Bye Bye Blackbird sneaks up on you. It gets dressed, waves to the mailman, catches a bus, stops off at church to light a candle, then tosses coins to a swingy little band on the street … it shows up at the bar, orders a drink, cracks all its knuckles, gives one of those big yoga stretches, takes a seat, downs the drink in a single swallow and signals the guy in the back with the lights. Let’s do this.
“There are stories that are true, in which each individual’s tale is unique and tragic, and the worst of the tragedy is that we have heard it before, and we cannot allow ourselves to feel it too deeply. We build a shell around it like an oyster dealing with a painful particle of grit, coating it with smooth pearl layers in order to cope. This is how we walk and talk and function, day in, day out, immune to others’ pain and loss. If it were to touch us it would cripple us or make saints of us; but for the most part, it does not touch us. We cannot allow it to.” – Gaiman
For months now, I’ve been practicing speeches while pacing outside the door of the artists’ loft I built for you inside my head. There’s no one specific speech. They tend to wander a lot. And it occurs to me, the ridiculousness of this.
I built a loft with a rooftop garden in my head for you so that I could talk with you without bothering you in the real world. And all these years later, I still pace in the hall outside your door, not calling, not writing … not wanting to bother the boy you were or the man you’ve become.
Be well, my friend.
Seriously, Laurustina … you’ve spent – no – wasted much too much time circling this fucking unicorn like you’ve got a chance in hell of breaking it. And deep down, some part of you knows it’s just another horse with a taped on horn. You see the unicorn you needed to see, just so there was something out there to believe in. And one of these days, honey, that sparkly little fucker is gonna kick you in the head.
Wallflowers and old women know more about men than pretty girls ever will.

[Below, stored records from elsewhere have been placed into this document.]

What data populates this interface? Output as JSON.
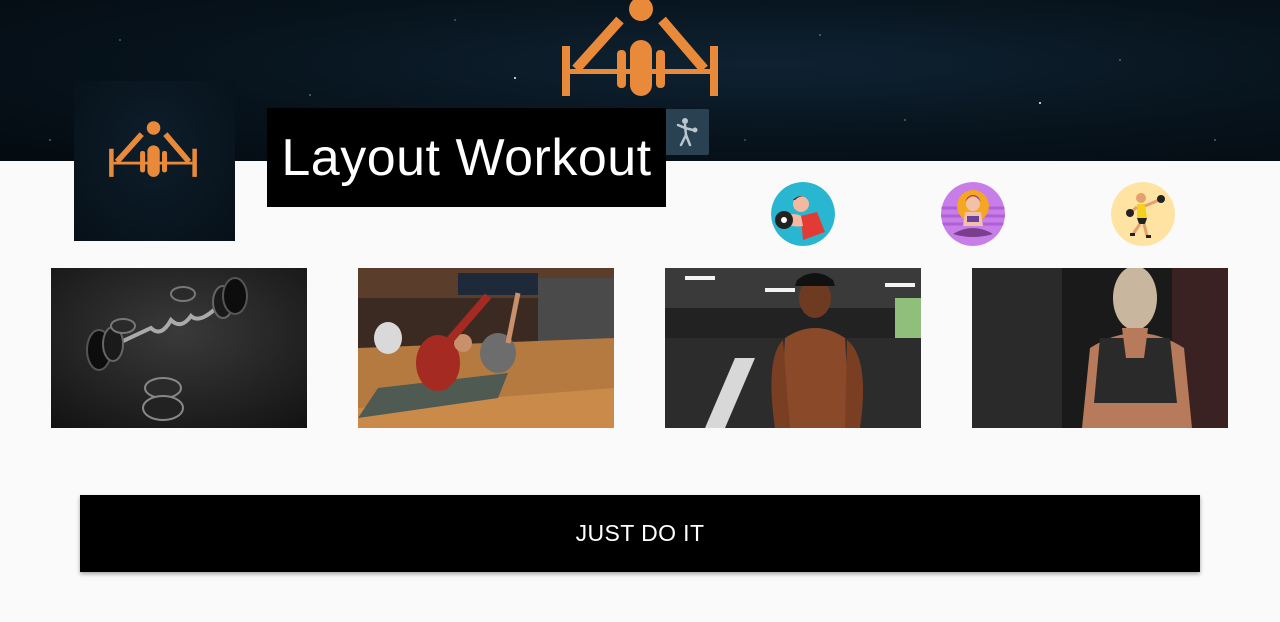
{
  "header": {
    "title": "Layout Workout"
  },
  "icons": {
    "brand_logo": "weightlifter-logo-icon",
    "stick_figure": "stick-figure-icon",
    "categories": [
      {
        "icon": "dumbbell-curl-icon",
        "bg": "#29b6d1"
      },
      {
        "icon": "yoga-meditation-icon",
        "bg": "#c77ee8"
      },
      {
        "icon": "boxing-icon",
        "bg": "#ffe3a3"
      }
    ]
  },
  "gallery": {
    "items": [
      {
        "subject": "barbell and weight plates on floor"
      },
      {
        "subject": "group stretching class"
      },
      {
        "subject": "muscular man in gym"
      },
      {
        "subject": "woman back muscles"
      }
    ]
  },
  "cta": {
    "label": "JUST DO IT"
  },
  "colors": {
    "brand_orange": "#e88a3a",
    "banner_dark": "#07131c",
    "title_bg": "#000000",
    "cta_bg": "#000000",
    "page_bg": "#fafafa"
  }
}
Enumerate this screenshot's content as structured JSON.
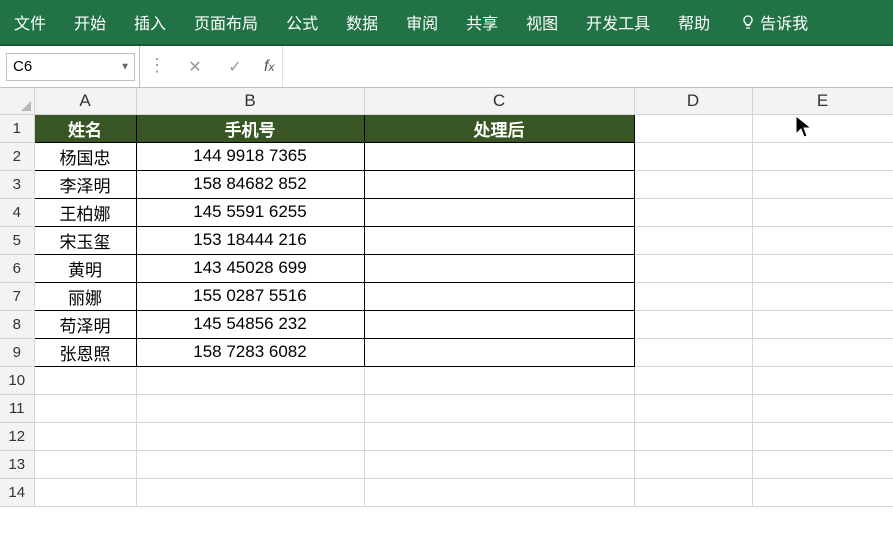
{
  "ribbon": {
    "tabs": [
      "文件",
      "开始",
      "插入",
      "页面布局",
      "公式",
      "数据",
      "审阅",
      "共享",
      "视图",
      "开发工具",
      "帮助"
    ],
    "tell_me": "告诉我"
  },
  "namebox": {
    "value": "C6"
  },
  "formula_bar": {
    "value": ""
  },
  "columns": [
    "A",
    "B",
    "C",
    "D",
    "E"
  ],
  "headers": {
    "A": "姓名",
    "B": "手机号",
    "C": "处理后"
  },
  "rows": [
    {
      "n": 1
    },
    {
      "n": 2,
      "A": "杨国忠",
      "B": "144 9918  7365",
      "C": ""
    },
    {
      "n": 3,
      "A": "李泽明",
      "B": "158 84682 852",
      "C": ""
    },
    {
      "n": 4,
      "A": "王柏娜",
      "B": "145 5591 6255",
      "C": ""
    },
    {
      "n": 5,
      "A": "宋玉玺",
      "B": "153 18444 216",
      "C": ""
    },
    {
      "n": 6,
      "A": "黄明",
      "B": "143 45028 699",
      "C": ""
    },
    {
      "n": 7,
      "A": "丽娜",
      "B": "155 0287 5516",
      "C": ""
    },
    {
      "n": 8,
      "A": "苟泽明",
      "B": "145 54856 232",
      "C": ""
    },
    {
      "n": 9,
      "A": "张恩照",
      "B": "158 7283 6082",
      "C": ""
    },
    {
      "n": 10
    },
    {
      "n": 11
    },
    {
      "n": 12
    },
    {
      "n": 13
    },
    {
      "n": 14
    }
  ]
}
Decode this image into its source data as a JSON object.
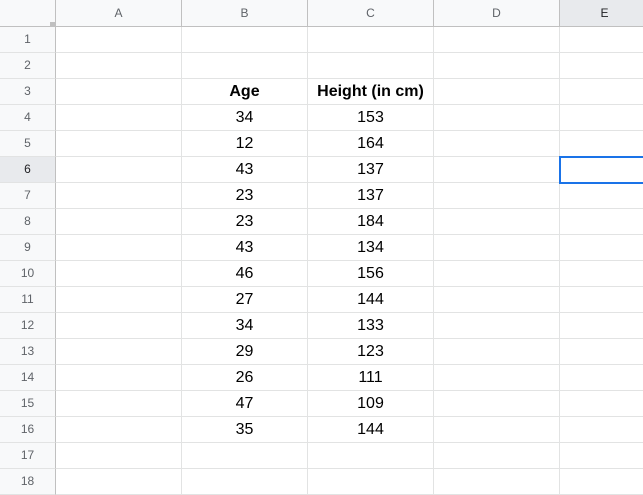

I’ve put in Ivan and Alyosha because it is one of those moments where I would swear I’ve been taken dancing only to open my eyes realize that the person making eyes at you all night was a reflection of you and now you have to go home alone and the last thing you will remember is your face with smeared mascara in harsh light.
Is it any wonder you grow up to hate yourself?
But what I’m trying to describe is not the bright light bit, but the part where you and your reflection have caught one another’s eye and are dancing in unison, looking away so the other doesn’t see your throat flush, the smile on your face, the one that makes your punk rock boss touch her finger to the corner of her mouth and say, “you got a couple of feathers there still”, because you are the cat bound to burst with the canary.
This is that moment, where you are dancing. You look away. The other you does the same. And when you look back, beneath heavy lids, your other you is right there – eye to eye and the spark drills down through you. This was one of those nights where I felt the groove and Christ almighty, I miss the groove.
The texture of longing is ever changing, but some things are non-negotiable, it is always wood, with a visible grain. Rough-hewn, sanded to a matte or polished to a deep cherry glow, all of these have their place. And before you argue that longing is a bolt of satin, the edge of a blade or the texture of coarse salt rubbed between two fingers – it is not. It never has been. The satin is desire, the blade – heartbreak and the salt … well everybody knows what the salt is.
It is finished. #karamazov #goodreads #ruinedforallotherbooks
Halfway into the kitchen, I turned around and came back to the desk to write something down and I was all kinds of delighted and afraid I would forget what I meant to write while the computer was warming up. When the blank document finally opened and my fingers hit the keyboard, HAKUNA MATATA were the only fucking words in my head.
I hope your world is kind. By which I mean, I’ve heard we see the world not as it is but as we are.
– Neil Gaiman